Picture 10. A hand auger is a simple way to drill the two inch holes.
 

There are two holes for each bow, as you can see. These holes are two inches (5 cm) in diameter. I don't know of any power drill, unless you have an industrial type drill press that will drill a hole this big. It can best be done with a hand auger similar to the one you see in the picture. As you can see in Picture 11, I've finished drilling the holes and laid out the top pattern of the yoke.


Picture 11.
After the top pattern is drawn and the holes are drilled, begin to saw slits for easy removal of excess wood.

The next step is to take a hand cross-cut saw and make a slit every two or three inches within a quarter of an inch (.5 cm) of the line. I do this all along the outer edge of the yoke, which makes it very quick and easy to chop these sections out with the adze. After all these slits are sawn, you take the adze and very carefully hit it with the hammer and chop out all these blocks, changing directions so that you are always chopping downwards and with the grain.

Smoothing with the Adze

You then have a rough edge which you can smooth out with the adze and the hammer. The adze is the tool that you will use more than anything here. It is a small carpenter's adze, not a big heavy hewing adze. It is meant to be used with a hammer. If it is too heavy and too large, you won't be able to handle and control it easily enough.

 

Picture 12. Top view of yoke with pattern roughed out.

Picture 12 shows the top view of the yoke with just the top pattern drawn and roughed out. Next we will work from the pattern on the front and the back of the yoke as shown in Picture 13. Saw the slits very carefully. Make sure you don't make any holes in the yoke. This big dip you see on each side of the yoke is where the neck of the ox goes. It is the most important part of the whole yoke and it must be very smooth because it constantly rubs the neck of the ox and can make a sore if it isn't smooth.


Picture 13.
Now for the front. Repeat the procedure you used to draw and rough out the top. Make sure you place the template correctly.

If you would take a big chip out of this section by accident or a gouge by hitting too deeply with the adze, it would ruin the yoke and make it necessary to carve it down deeper, thus losing the strength in what is already the thinnest part of the yoke. Again the smoothing is done here with the adze and the hammer followed by a drawknife and then a rasp. You should have a large, coarse rasp to work with along with you drawknife.


Picture 14.
The yoke roughed out front and back, and top and bottom.

Picture 14 shows the roughed-out yoke. It is not completed, but it is completely roughed out. At this point the irons get put on, and any excess wood can get carved off and the edges can be sanded. Make sure the edges get all rounded out. It should be very smooth, especially around the neck, so that the animals never get irritated by irregularities in the wood. A sore neck on the ox can put him out of commission in a season when you need him the most.
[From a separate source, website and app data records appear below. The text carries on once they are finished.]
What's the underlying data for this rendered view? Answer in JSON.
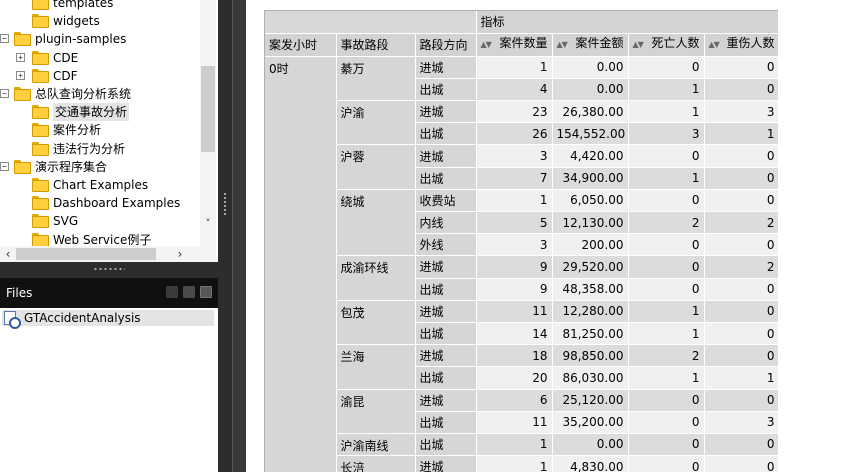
{
  "tree": {
    "items": [
      {
        "label": "templates",
        "expander": "",
        "folder": true,
        "indent": 1
      },
      {
        "label": "widgets",
        "expander": "",
        "folder": true,
        "indent": 1
      },
      {
        "label": "plugin-samples",
        "expander": "−",
        "folder": true,
        "indent": 0
      },
      {
        "label": "CDE",
        "expander": "+",
        "folder": true,
        "indent": 1
      },
      {
        "label": "CDF",
        "expander": "+",
        "folder": true,
        "indent": 1
      },
      {
        "label": "总队查询分析系统",
        "expander": "−",
        "folder": true,
        "indent": 0
      },
      {
        "label": "交通事故分析",
        "expander": "",
        "folder": true,
        "indent": 1,
        "selected": true
      },
      {
        "label": "案件分析",
        "expander": "",
        "folder": true,
        "indent": 1
      },
      {
        "label": "违法行为分析",
        "expander": "",
        "folder": true,
        "indent": 1
      },
      {
        "label": "演示程序集合",
        "expander": "−",
        "folder": true,
        "indent": 0
      },
      {
        "label": "Chart Examples",
        "expander": "",
        "folder": true,
        "indent": 1
      },
      {
        "label": "Dashboard Examples",
        "expander": "",
        "folder": true,
        "indent": 1
      },
      {
        "label": "SVG",
        "expander": "",
        "folder": true,
        "indent": 1
      },
      {
        "label": "Web Service例子",
        "expander": "",
        "folder": true,
        "indent": 1
      }
    ],
    "scroll_up": "˄",
    "scroll_down": "˅",
    "scroll_left": "‹",
    "scroll_right": "›"
  },
  "files": {
    "title": "Files",
    "items": [
      "GTAccidentAnalysis"
    ]
  },
  "pivot": {
    "measures_label": "指标",
    "row_headers": [
      "案发小时",
      "事故路段",
      "路段方向"
    ],
    "measures": [
      "案件数量",
      "案件金额",
      "死亡人数",
      "重伤人数"
    ],
    "hour": "0时",
    "roads": [
      {
        "name": "綦万",
        "rows": [
          {
            "dir": "进城",
            "count": "1",
            "amount": "0.00",
            "deaths": "0",
            "injuries": "0"
          },
          {
            "dir": "出城",
            "count": "4",
            "amount": "0.00",
            "deaths": "1",
            "injuries": "0"
          }
        ]
      },
      {
        "name": "沪渝",
        "rows": [
          {
            "dir": "进城",
            "count": "23",
            "amount": "26,380.00",
            "deaths": "1",
            "injuries": "3"
          },
          {
            "dir": "出城",
            "count": "26",
            "amount": "154,552.00",
            "deaths": "3",
            "injuries": "1"
          }
        ]
      },
      {
        "name": "沪蓉",
        "rows": [
          {
            "dir": "进城",
            "count": "3",
            "amount": "4,420.00",
            "deaths": "0",
            "injuries": "0"
          },
          {
            "dir": "出城",
            "count": "7",
            "amount": "34,900.00",
            "deaths": "1",
            "injuries": "0"
          }
        ]
      },
      {
        "name": "绕城",
        "rows": [
          {
            "dir": "收费站",
            "count": "1",
            "amount": "6,050.00",
            "deaths": "0",
            "injuries": "0"
          },
          {
            "dir": "内线",
            "count": "5",
            "amount": "12,130.00",
            "deaths": "2",
            "injuries": "2"
          },
          {
            "dir": "外线",
            "count": "3",
            "amount": "200.00",
            "deaths": "0",
            "injuries": "0"
          }
        ]
      },
      {
        "name": "成渝环线",
        "rows": [
          {
            "dir": "进城",
            "count": "9",
            "amount": "29,520.00",
            "deaths": "0",
            "injuries": "2"
          },
          {
            "dir": "出城",
            "count": "9",
            "amount": "48,358.00",
            "deaths": "0",
            "injuries": "0"
          }
        ]
      },
      {
        "name": "包茂",
        "rows": [
          {
            "dir": "进城",
            "count": "11",
            "amount": "12,280.00",
            "deaths": "1",
            "injuries": "0"
          },
          {
            "dir": "出城",
            "count": "14",
            "amount": "81,250.00",
            "deaths": "1",
            "injuries": "0"
          }
        ]
      },
      {
        "name": "兰海",
        "rows": [
          {
            "dir": "进城",
            "count": "18",
            "amount": "98,850.00",
            "deaths": "2",
            "injuries": "0"
          },
          {
            "dir": "出城",
            "count": "20",
            "amount": "86,030.00",
            "deaths": "1",
            "injuries": "1"
          }
        ]
      },
      {
        "name": "渝昆",
        "rows": [
          {
            "dir": "进城",
            "count": "6",
            "amount": "25,120.00",
            "deaths": "0",
            "injuries": "0"
          },
          {
            "dir": "出城",
            "count": "11",
            "amount": "35,200.00",
            "deaths": "0",
            "injuries": "3"
          }
        ]
      },
      {
        "name": "沪渝南线",
        "rows": [
          {
            "dir": "出城",
            "count": "1",
            "amount": "0.00",
            "deaths": "0",
            "injuries": "0"
          }
        ]
      },
      {
        "name": "长涪",
        "rows": [
          {
            "dir": "进城",
            "count": "1",
            "amount": "4,830.00",
            "deaths": "0",
            "injuries": "0"
          }
        ]
      }
    ]
  }
}
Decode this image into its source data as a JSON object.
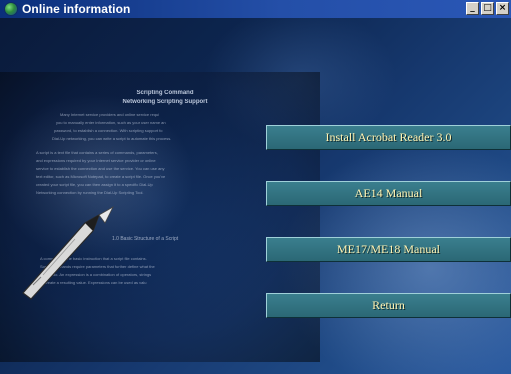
{
  "window": {
    "title": "Online information",
    "controls": {
      "minimize": "_",
      "maximize": "□",
      "close": "×"
    },
    "icon": "globe-icon"
  },
  "book_page": {
    "heading_lines": [
      "Scripting Command",
      "Networking Scripting Support"
    ],
    "paragraph1": [
      "Many Internet service providers and online service requi",
      "you to manually enter information, such as your user name an",
      "password, to establish a connection. With scripting support fo",
      "Dial-Up networking, you can write a script to automate this process."
    ],
    "paragraph2": [
      "A script is a text file that contains a series of commands, parameters,",
      "and expressions required by your Internet service provider or online",
      "service to establish the connection and use the service. You can use any",
      "text editor, such as Microsoft Notepad, to create a script file. Once you've",
      "created your script file, you can then assign it to a specific Dial-Up",
      "Networking connection by running the Dial-Up Scripting Tool."
    ],
    "section_heading": "1.0  Basic Structure of a Script",
    "paragraph3": [
      "A command is the basic instruction that a script file contains.",
      "Some commands require parameters that further define what the",
      "should do. An expression is a combination of operators, strings",
      "to create a resulting value. Expressions can be used as valu"
    ],
    "decoration": "pen-icon"
  },
  "menu": {
    "install_reader": "Install Acrobat Reader 3.0",
    "ae14_manual": "AE14 Manual",
    "me17_manual": "ME17/ME18 Manual",
    "return": "Return"
  },
  "colors": {
    "button_face": "#2b6875",
    "button_text": "#fff3b3",
    "titlebar": "#0b2f7a"
  }
}
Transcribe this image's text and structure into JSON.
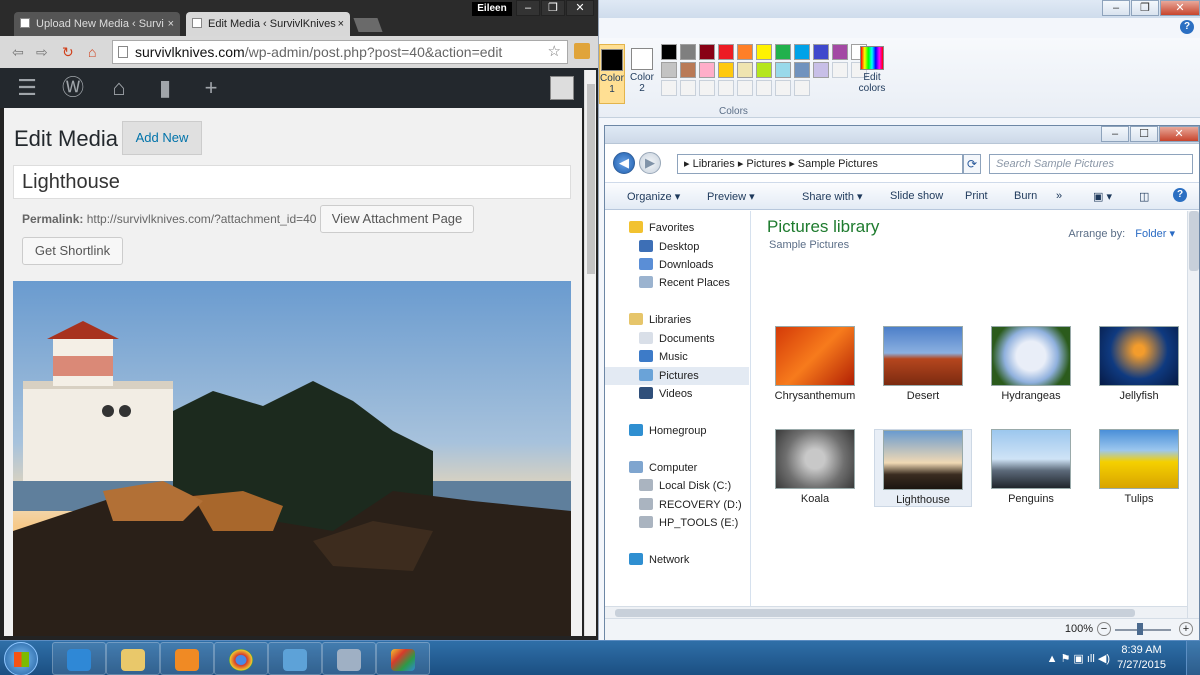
{
  "paint": {
    "color1_label": "Color 1",
    "color2_label": "Color 2",
    "edit_colors_label": "Edit colors",
    "group_label": "Colors",
    "palette": [
      "#000000",
      "#7f7f7f",
      "#880015",
      "#ed1c24",
      "#ff7f27",
      "#fff200",
      "#22b14c",
      "#00a2e8",
      "#3f48cc",
      "#a349a4",
      "#ffffff",
      "#c3c3c3",
      "#b97a57",
      "#ffaec9",
      "#ffc90e",
      "#efe4b0",
      "#b5e61d",
      "#99d9ea",
      "#7092be",
      "#c8bfe7",
      "#f3f3f3",
      "#f3f3f3",
      "#f3f3f3",
      "#f3f3f3",
      "#f3f3f3",
      "#f3f3f3",
      "#f3f3f3",
      "#f3f3f3",
      "#f3f3f3",
      "#f3f3f3"
    ],
    "help_label": "?"
  },
  "explorer": {
    "breadcrumb": "▸  Libraries  ▸  Pictures  ▸  Sample Pictures",
    "search_placeholder": "Search Sample Pictures",
    "toolbar": {
      "organize": "Organize ▾",
      "preview": "Preview ▾",
      "share": "Share with ▾",
      "slideshow": "Slide show",
      "print": "Print",
      "burn": "Burn",
      "more": "»"
    },
    "nav": [
      {
        "label": "Favorites",
        "color": "#f2c230"
      },
      {
        "label": "Desktop",
        "color": "#3d6fb6"
      },
      {
        "label": "Downloads",
        "color": "#5a8ed6"
      },
      {
        "label": "Recent Places",
        "color": "#9bb3cf"
      },
      {
        "label": "Libraries",
        "color": "#e6c56a"
      },
      {
        "label": "Documents",
        "color": "#d9dfe8"
      },
      {
        "label": "Music",
        "color": "#3d7bc8"
      },
      {
        "label": "Pictures",
        "color": "#6aa3d8"
      },
      {
        "label": "Videos",
        "color": "#2f4f7a"
      },
      {
        "label": "Homegroup",
        "color": "#2f8fd1"
      },
      {
        "label": "Computer",
        "color": "#7fa5cf"
      },
      {
        "label": "Local Disk (C:)",
        "color": "#aab4c0"
      },
      {
        "label": "RECOVERY (D:)",
        "color": "#aab4c0"
      },
      {
        "label": "HP_TOOLS (E:)",
        "color": "#aab4c0"
      },
      {
        "label": "Network",
        "color": "#2f8fd1"
      }
    ],
    "library_title": "Pictures library",
    "library_subtitle": "Sample Pictures",
    "arrange_label": "Arrange by:",
    "arrange_value": "Folder ▾",
    "thumbnails": [
      {
        "label": "Chrysanthemum",
        "bg": "linear-gradient(135deg,#d43a08,#f77b1c,#b11f04)"
      },
      {
        "label": "Desert",
        "bg": "linear-gradient(#4d7fc9 0%,#8bb0e0 45%,#b5461e 55%,#7b2a10 100%)"
      },
      {
        "label": "Hydrangeas",
        "bg": "radial-gradient(circle,#e9eef8 30%,#8fb0dd 55%,#2b5b1c 80%)"
      },
      {
        "label": "Jellyfish",
        "bg": "radial-gradient(circle at 50% 40%,#f39c2c 10%,#0f3a80 55%,#061a45 100%)"
      },
      {
        "label": "Koala",
        "bg": "radial-gradient(circle at 50% 50%,#c8c8c8 20%,#6f6f6f 60%,#3a3a3a 100%)"
      },
      {
        "label": "Lighthouse",
        "bg": "linear-gradient(#6a9bcf 0%,#f0d9b4 55%,#3a2c20 75%,#1b1510 100%)"
      },
      {
        "label": "Penguins",
        "bg": "linear-gradient(#9cc7ee 0%,#cfe3f6 50%,#5c6a7a 70%,#20252c 100%)"
      },
      {
        "label": "Tulips",
        "bg": "linear-gradient(#4a8fd8 0%,#9cc7ee 35%,#f5d000 55%,#d8a400 100%)"
      }
    ],
    "zoom_label": "100%"
  },
  "chrome": {
    "tab1": "Upload New Media ‹ Survi",
    "tab2": "Edit Media ‹ SurvivlKnives",
    "tab_close": "×",
    "user": "Eileen",
    "url_host": "survivlknives.com",
    "url_path": "/wp-admin/post.php?post=40&action=edit"
  },
  "wp": {
    "page_title": "Edit Media",
    "add_new": "Add New",
    "title_value": "Lighthouse",
    "permalink_label": "Permalink:",
    "permalink_url": "http://survivlknives.com/?attachment_id=40",
    "view_attachment": "View Attachment Page",
    "get_shortlink": "Get Shortlink"
  },
  "taskbar": {
    "time": "8:39 AM",
    "date": "7/27/2015",
    "tray_icons": "▲  ⚑  ▣  ıll  ◀)"
  }
}
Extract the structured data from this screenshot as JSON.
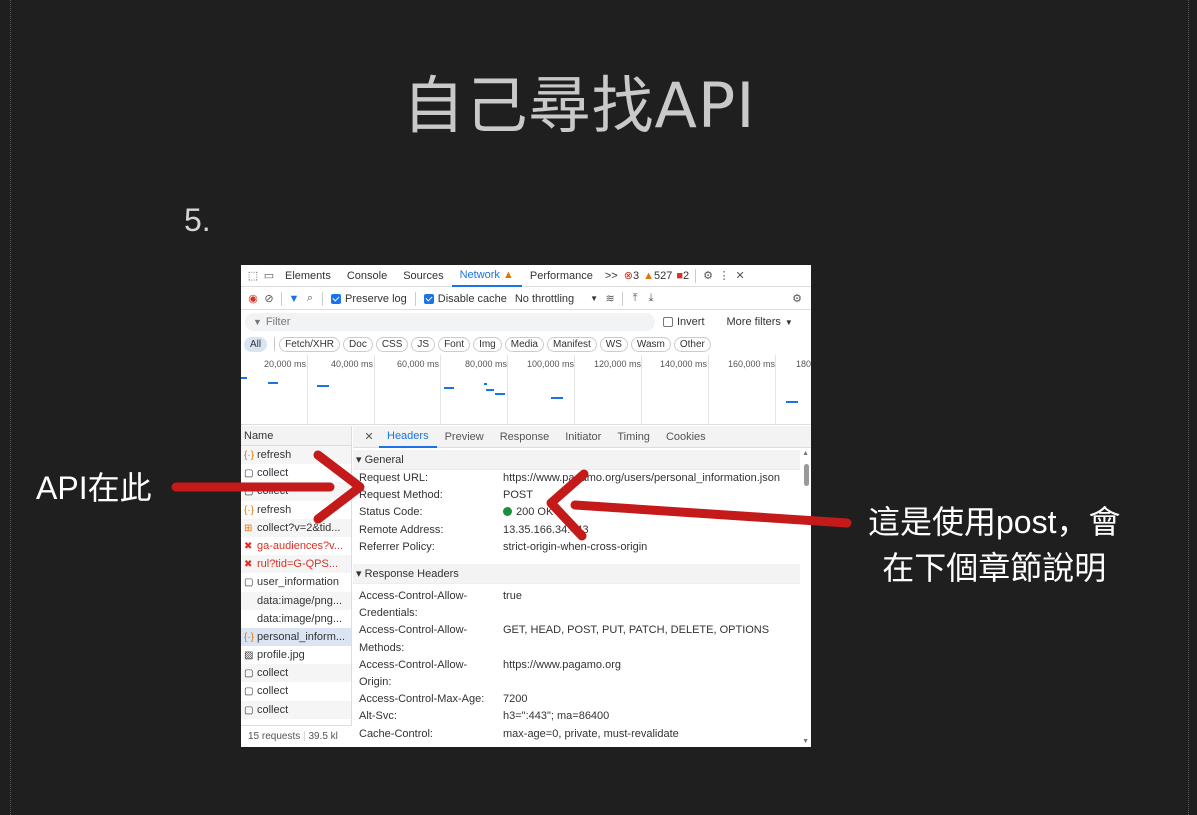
{
  "slide": {
    "title": "自己尋找API",
    "step_number": "5.",
    "annotation_left": "API在此",
    "annotation_right_line1": "這是使用post，會",
    "annotation_right_line2": "在下個章節說明"
  },
  "devtools": {
    "tabs": [
      "Elements",
      "Console",
      "Sources",
      "Network",
      "Performance"
    ],
    "active_tab": "Network",
    "overflow": ">>",
    "error_count": "3",
    "warning_count": "527",
    "issue_count": "2",
    "toolbar": {
      "preserve_log": "Preserve log",
      "disable_cache": "Disable cache",
      "throttling": "No throttling"
    },
    "filter": {
      "placeholder": "Filter",
      "invert": "Invert",
      "more_filters": "More filters"
    },
    "type_filters": [
      "All",
      "Fetch/XHR",
      "Doc",
      "CSS",
      "JS",
      "Font",
      "Img",
      "Media",
      "Manifest",
      "WS",
      "Wasm",
      "Other"
    ],
    "timeline_ticks": [
      "20,000 ms",
      "40,000 ms",
      "60,000 ms",
      "80,000 ms",
      "100,000 ms",
      "120,000 ms",
      "140,000 ms",
      "160,000 ms",
      "180"
    ],
    "name_header": "Name",
    "requests": [
      {
        "name": "refresh",
        "icon": "{·}",
        "status": "normal"
      },
      {
        "name": "collect",
        "icon": "▢",
        "status": "normal"
      },
      {
        "name": "collect",
        "icon": "▢",
        "status": "normal"
      },
      {
        "name": "refresh",
        "icon": "{·}",
        "status": "normal"
      },
      {
        "name": "collect?v=2&tid...",
        "icon": "⊞",
        "status": "normal"
      },
      {
        "name": "ga-audiences?v...",
        "icon": "✖",
        "status": "error"
      },
      {
        "name": "rul?tid=G-QPS...",
        "icon": "✖",
        "status": "error"
      },
      {
        "name": "user_information",
        "icon": "▢",
        "status": "normal"
      },
      {
        "name": "data:image/png...",
        "icon": "",
        "status": "normal"
      },
      {
        "name": "data:image/png...",
        "icon": "",
        "status": "normal"
      },
      {
        "name": "personal_inform...",
        "icon": "{·}",
        "status": "selected"
      },
      {
        "name": "profile.jpg",
        "icon": "▨",
        "status": "normal"
      },
      {
        "name": "collect",
        "icon": "▢",
        "status": "normal"
      },
      {
        "name": "collect",
        "icon": "▢",
        "status": "normal"
      },
      {
        "name": "collect",
        "icon": "▢",
        "status": "normal"
      }
    ],
    "footer": {
      "requests": "15 requests",
      "size": "39.5 kl"
    },
    "detail_tabs": [
      "Headers",
      "Preview",
      "Response",
      "Initiator",
      "Timing",
      "Cookies"
    ],
    "active_detail_tab": "Headers",
    "general": {
      "title": "▾ General",
      "rows": [
        {
          "key": "Request URL:",
          "value": "https://www.pagamo.org/users/personal_information.json"
        },
        {
          "key": "Request Method:",
          "value": "POST"
        },
        {
          "key": "Status Code:",
          "value": "200 OK"
        },
        {
          "key": "Remote Address:",
          "value": "13.35.166.34:443"
        },
        {
          "key": "Referrer Policy:",
          "value": "strict-origin-when-cross-origin"
        }
      ]
    },
    "response_headers": {
      "title": "▾ Response Headers",
      "rows": [
        {
          "key": "Access-Control-Allow-",
          "value": "true"
        },
        {
          "key": "Credentials:",
          "value": ""
        },
        {
          "key": "Access-Control-Allow-",
          "value": "GET, HEAD, POST, PUT, PATCH, DELETE, OPTIONS"
        },
        {
          "key": "Methods:",
          "value": ""
        },
        {
          "key": "Access-Control-Allow-",
          "value": "https://www.pagamo.org"
        },
        {
          "key": "Origin:",
          "value": ""
        },
        {
          "key": "Access-Control-Max-Age:",
          "value": "7200"
        },
        {
          "key": "Alt-Svc:",
          "value": "h3=\":443\"; ma=86400"
        },
        {
          "key": "Cache-Control:",
          "value": "max-age=0, private, must-revalidate"
        }
      ]
    }
  }
}
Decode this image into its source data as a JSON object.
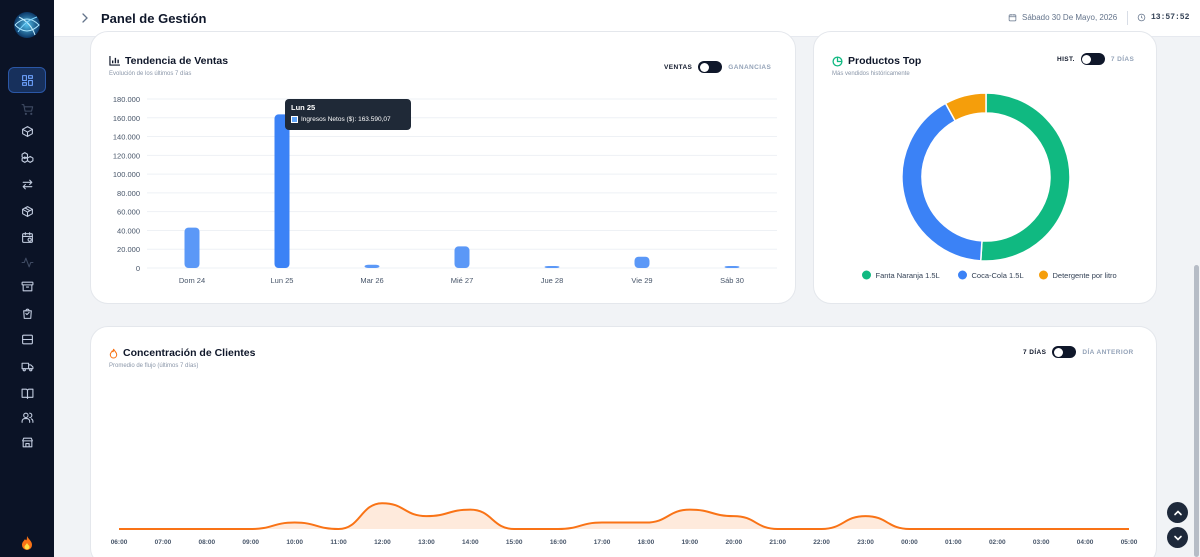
{
  "header": {
    "title": "Panel de Gestión",
    "date": "Sábado 30 De Mayo, 2026",
    "time": "13:57:52"
  },
  "sidebar": {
    "items": [
      "dashboard-icon",
      "cart-icon",
      "box-icon",
      "boxes-icon",
      "transfer-icon",
      "package-icon",
      "calendar-icon",
      "activity-icon",
      "archive-icon",
      "bag-icon",
      "wallet-icon",
      "truck-icon",
      "book-icon",
      "users-icon",
      "store-icon"
    ]
  },
  "sales": {
    "title": "Tendencia de Ventas",
    "subtitle": "Evolución de los últimos 7 días",
    "toggle_on": "VENTAS",
    "toggle_off": "GANANCIAS",
    "tooltip": {
      "title": "Lun 25",
      "label": "Ingresos Netos ($): 163.590,07"
    }
  },
  "products": {
    "title": "Productos Top",
    "subtitle": "Más vendidos históricamente",
    "toggle_on": "HIST.",
    "toggle_off": "7 DÍAS"
  },
  "clients": {
    "title": "Concentración de Clientes",
    "subtitle": "Promedio de flujo (últimos 7 días)",
    "toggle_on": "7 DÍAS",
    "toggle_off": "DÍA ANTERIOR"
  },
  "chart_data": [
    {
      "type": "bar",
      "title": "Tendencia de Ventas",
      "categories": [
        "Dom 24",
        "Lun 25",
        "Mar 26",
        "Mié 27",
        "Jue 28",
        "Vie 29",
        "Sáb 30"
      ],
      "series": [
        {
          "name": "Ingresos Netos ($)",
          "values": [
            43000,
            163590.07,
            3500,
            23000,
            500,
            12000,
            300
          ]
        }
      ],
      "ylim": [
        0,
        180000
      ],
      "yticks": [
        "180.000",
        "160.000",
        "140.000",
        "120.000",
        "100.000",
        "80.000",
        "60.000",
        "40.000",
        "20.000",
        "0"
      ],
      "grid": true,
      "color": "#3b82f6"
    },
    {
      "type": "pie",
      "title": "Productos Top",
      "labels": [
        "Fanta Naranja 1.5L",
        "Coca-Cola 1.5L",
        "Detergente por litro"
      ],
      "values": [
        51,
        41,
        8
      ],
      "colors": [
        "#10b981",
        "#3b82f6",
        "#f59e0b"
      ],
      "legend": "bottom"
    },
    {
      "type": "area",
      "title": "Concentración de Clientes",
      "x": [
        "06:00",
        "07:00",
        "08:00",
        "09:00",
        "10:00",
        "11:00",
        "12:00",
        "13:00",
        "14:00",
        "15:00",
        "16:00",
        "17:00",
        "18:00",
        "19:00",
        "20:00",
        "21:00",
        "22:00",
        "23:00",
        "00:00",
        "01:00",
        "02:00",
        "03:00",
        "04:00",
        "05:00"
      ],
      "values": [
        0,
        0,
        0,
        0,
        1.5,
        0,
        6,
        3,
        4.5,
        0,
        0,
        1.5,
        1.5,
        4.5,
        3,
        0,
        0,
        3,
        0,
        0,
        0,
        0,
        0,
        0
      ],
      "color": "#f97316"
    }
  ]
}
The only difference between the front and the back of the yoke is in the back, where the yoke contacts the ox's neck. The back edge gets dished out more than the front to insure the ox's neck doesn't get irritated.


Picture 15.
Completed yoke with tools.

The most stress on the yoke is on the center part; therefore you can see how it is thicker. You can see how the grain runs all the way through the yoke. If the yoke breaks, it is either right in the center or at the ends. If the ends are not very strong, they may break off when bumped into a post or a tree. So they should be very strong.

But, as a principle wherever there isn't normally a lot of stress on the yoke, you should try to shave off as much wood as possible, so that it is not heavier than it needs to be. To rough out a yoke like this will take two days of steady hard labor. If you have a large band saw, you could do all of this roughing out in one hour, except for drilling the bow holes.

In Picture 15, you'll see the finished yoke. Although it isn't clear in the picture, I have placed carriage bolts vertically through the yoke at each end to reinforce them. Refer to the following Master Drawing for details.